We've covered plans to put hydropower dams on the Mekong River a couple of times, and in every instance the story is the same: The potential negative effect on the environment (including the human environment,
Apropos of President Obama's intent to have 80% of US electricity come from clean power sources by 2035, GE has just released a graphic detailing to the top ten countries with the cleanest energy sources--a small version is above, click here for
Another step forward for tidal power (it's a long, long road, yes...): London-based Atlantis Resources has announced that it will be building a 50 MW tidal power project off the coast of India, in Gujarat's Gulf of
We reported on the beginnings of this over two years ago: Finished last November 12th but just now being made public, the Zangmu Hydropower Station on the Yarlung Zangbo (known farther down its course in India and
If you ever need a great example of technological leapfrogging in practice, here it is: In the Indian state of Orissa, the state government has decided to electrify approximately an additional 2,000 villages by March 2012.
At the opposite end of the population scale from the remote Alaskan village now powered entirely by a hydrokinetic river turbine, Paris wants in on the hydropower without dams act. As The Guardian reports, the

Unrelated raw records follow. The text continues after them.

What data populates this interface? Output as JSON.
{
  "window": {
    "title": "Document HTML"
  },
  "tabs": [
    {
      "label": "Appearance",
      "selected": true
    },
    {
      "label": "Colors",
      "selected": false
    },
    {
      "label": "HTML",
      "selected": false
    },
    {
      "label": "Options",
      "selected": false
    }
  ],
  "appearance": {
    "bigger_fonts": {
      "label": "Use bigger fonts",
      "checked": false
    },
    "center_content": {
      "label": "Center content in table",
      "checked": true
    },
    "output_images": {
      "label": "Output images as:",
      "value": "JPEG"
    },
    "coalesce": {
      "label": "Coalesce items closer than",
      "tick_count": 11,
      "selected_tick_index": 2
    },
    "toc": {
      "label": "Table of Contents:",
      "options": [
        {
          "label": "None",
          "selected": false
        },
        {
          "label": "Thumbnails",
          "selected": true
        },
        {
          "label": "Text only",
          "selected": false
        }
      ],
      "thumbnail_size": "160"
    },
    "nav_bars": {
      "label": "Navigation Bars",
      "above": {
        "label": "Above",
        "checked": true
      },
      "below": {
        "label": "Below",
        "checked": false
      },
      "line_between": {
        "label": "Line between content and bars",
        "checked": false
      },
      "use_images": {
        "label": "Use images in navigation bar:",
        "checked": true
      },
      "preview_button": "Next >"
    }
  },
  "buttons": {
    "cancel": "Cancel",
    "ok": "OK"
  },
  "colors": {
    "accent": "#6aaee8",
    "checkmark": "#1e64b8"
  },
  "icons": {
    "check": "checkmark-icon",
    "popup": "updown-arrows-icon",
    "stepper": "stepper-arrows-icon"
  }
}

A couple weeks back when writing about whether hydropower really should be considered a clean power source, there were a couple varieties that were left out. Thanks to the remote town of Eagle, Alaska we can highlight one of them.
Osmotic Power has been kicking around for a while now, with researchers trying to make it cost-competitive--the biggest hurdle when you're trying to generate electricity by passing fresh water through a membrane into saltwater. Now, a
It's been nearly a year since we first heard about Kenya's largest wind farm in the planning, the 300 MW Lake Turkana Wind Farm, but a newish piece in the Washington Post highlighted by Climate Progress makes a
The environmental problems with large-scale hydropower are well documented, with small-scale hydro often seen as a more benign way to exploit the power of rivers for electricity. However, as the Wall Street Journal